BUILDER has tremendous capabilities and brings a programmatic perspective to sustainment management. To truly take advantage of it, though, organizations need to shift from a reactive process where they wait for funding then determine how it should be spent. This is not to imply facility managers will or can change the funding process. It means developing a sustainment, restoration and modernization spending approach in advance and having a factual basis for justifying available funding from both mission critical and economically efficient perspectives.
Combining space utilization surveys and real property inventory validation in conjunction with BUILDER assess¬ments also has proven to be effective. To accurately reflect facility replacement and investment costs, the BUILDER database requires confirmation of characteristics such as square footage, construction year, and primary use category codes extracted from the Department of Navy real prop¬erty database. Real-time field validation of information on each installation enables MARFORRES to ensure a complete and updated inventory along with correcting any discrepancies discovered in the database.

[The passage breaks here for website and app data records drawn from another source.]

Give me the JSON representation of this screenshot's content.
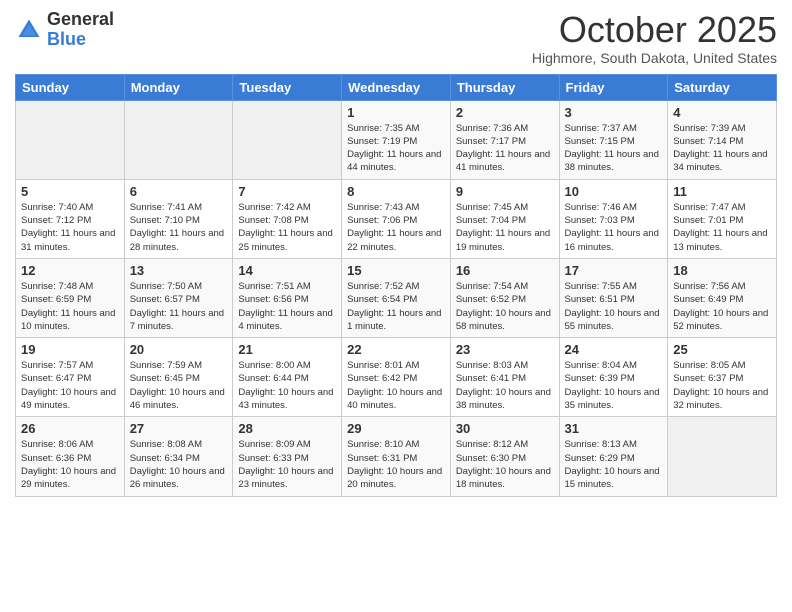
{
  "header": {
    "logo_general": "General",
    "logo_blue": "Blue",
    "month_title": "October 2025",
    "subtitle": "Highmore, South Dakota, United States"
  },
  "days_of_week": [
    "Sunday",
    "Monday",
    "Tuesday",
    "Wednesday",
    "Thursday",
    "Friday",
    "Saturday"
  ],
  "weeks": [
    [
      {
        "num": "",
        "info": ""
      },
      {
        "num": "",
        "info": ""
      },
      {
        "num": "",
        "info": ""
      },
      {
        "num": "1",
        "info": "Sunrise: 7:35 AM\nSunset: 7:19 PM\nDaylight: 11 hours and 44 minutes."
      },
      {
        "num": "2",
        "info": "Sunrise: 7:36 AM\nSunset: 7:17 PM\nDaylight: 11 hours and 41 minutes."
      },
      {
        "num": "3",
        "info": "Sunrise: 7:37 AM\nSunset: 7:15 PM\nDaylight: 11 hours and 38 minutes."
      },
      {
        "num": "4",
        "info": "Sunrise: 7:39 AM\nSunset: 7:14 PM\nDaylight: 11 hours and 34 minutes."
      }
    ],
    [
      {
        "num": "5",
        "info": "Sunrise: 7:40 AM\nSunset: 7:12 PM\nDaylight: 11 hours and 31 minutes."
      },
      {
        "num": "6",
        "info": "Sunrise: 7:41 AM\nSunset: 7:10 PM\nDaylight: 11 hours and 28 minutes."
      },
      {
        "num": "7",
        "info": "Sunrise: 7:42 AM\nSunset: 7:08 PM\nDaylight: 11 hours and 25 minutes."
      },
      {
        "num": "8",
        "info": "Sunrise: 7:43 AM\nSunset: 7:06 PM\nDaylight: 11 hours and 22 minutes."
      },
      {
        "num": "9",
        "info": "Sunrise: 7:45 AM\nSunset: 7:04 PM\nDaylight: 11 hours and 19 minutes."
      },
      {
        "num": "10",
        "info": "Sunrise: 7:46 AM\nSunset: 7:03 PM\nDaylight: 11 hours and 16 minutes."
      },
      {
        "num": "11",
        "info": "Sunrise: 7:47 AM\nSunset: 7:01 PM\nDaylight: 11 hours and 13 minutes."
      }
    ],
    [
      {
        "num": "12",
        "info": "Sunrise: 7:48 AM\nSunset: 6:59 PM\nDaylight: 11 hours and 10 minutes."
      },
      {
        "num": "13",
        "info": "Sunrise: 7:50 AM\nSunset: 6:57 PM\nDaylight: 11 hours and 7 minutes."
      },
      {
        "num": "14",
        "info": "Sunrise: 7:51 AM\nSunset: 6:56 PM\nDaylight: 11 hours and 4 minutes."
      },
      {
        "num": "15",
        "info": "Sunrise: 7:52 AM\nSunset: 6:54 PM\nDaylight: 11 hours and 1 minute."
      },
      {
        "num": "16",
        "info": "Sunrise: 7:54 AM\nSunset: 6:52 PM\nDaylight: 10 hours and 58 minutes."
      },
      {
        "num": "17",
        "info": "Sunrise: 7:55 AM\nSunset: 6:51 PM\nDaylight: 10 hours and 55 minutes."
      },
      {
        "num": "18",
        "info": "Sunrise: 7:56 AM\nSunset: 6:49 PM\nDaylight: 10 hours and 52 minutes."
      }
    ],
    [
      {
        "num": "19",
        "info": "Sunrise: 7:57 AM\nSunset: 6:47 PM\nDaylight: 10 hours and 49 minutes."
      },
      {
        "num": "20",
        "info": "Sunrise: 7:59 AM\nSunset: 6:45 PM\nDaylight: 10 hours and 46 minutes."
      },
      {
        "num": "21",
        "info": "Sunrise: 8:00 AM\nSunset: 6:44 PM\nDaylight: 10 hours and 43 minutes."
      },
      {
        "num": "22",
        "info": "Sunrise: 8:01 AM\nSunset: 6:42 PM\nDaylight: 10 hours and 40 minutes."
      },
      {
        "num": "23",
        "info": "Sunrise: 8:03 AM\nSunset: 6:41 PM\nDaylight: 10 hours and 38 minutes."
      },
      {
        "num": "24",
        "info": "Sunrise: 8:04 AM\nSunset: 6:39 PM\nDaylight: 10 hours and 35 minutes."
      },
      {
        "num": "25",
        "info": "Sunrise: 8:05 AM\nSunset: 6:37 PM\nDaylight: 10 hours and 32 minutes."
      }
    ],
    [
      {
        "num": "26",
        "info": "Sunrise: 8:06 AM\nSunset: 6:36 PM\nDaylight: 10 hours and 29 minutes."
      },
      {
        "num": "27",
        "info": "Sunrise: 8:08 AM\nSunset: 6:34 PM\nDaylight: 10 hours and 26 minutes."
      },
      {
        "num": "28",
        "info": "Sunrise: 8:09 AM\nSunset: 6:33 PM\nDaylight: 10 hours and 23 minutes."
      },
      {
        "num": "29",
        "info": "Sunrise: 8:10 AM\nSunset: 6:31 PM\nDaylight: 10 hours and 20 minutes."
      },
      {
        "num": "30",
        "info": "Sunrise: 8:12 AM\nSunset: 6:30 PM\nDaylight: 10 hours and 18 minutes."
      },
      {
        "num": "31",
        "info": "Sunrise: 8:13 AM\nSunset: 6:29 PM\nDaylight: 10 hours and 15 minutes."
      },
      {
        "num": "",
        "info": ""
      }
    ]
  ]
}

Assessing sites and populating BUILDER takes time and commitment—but the results are worth the effort.
Organizations and their consultants, however, do need to develop a clear plan for how BUILDER will be utilized so key decisions affecting data collection are made prior to the assessment work. Organizations also should allow time and resources for identifying, compiling and validating the initial data needed to begin the assessments and ensure that training and start-up time is budgeted for, in order for staff to develop proficiency with BUILDER.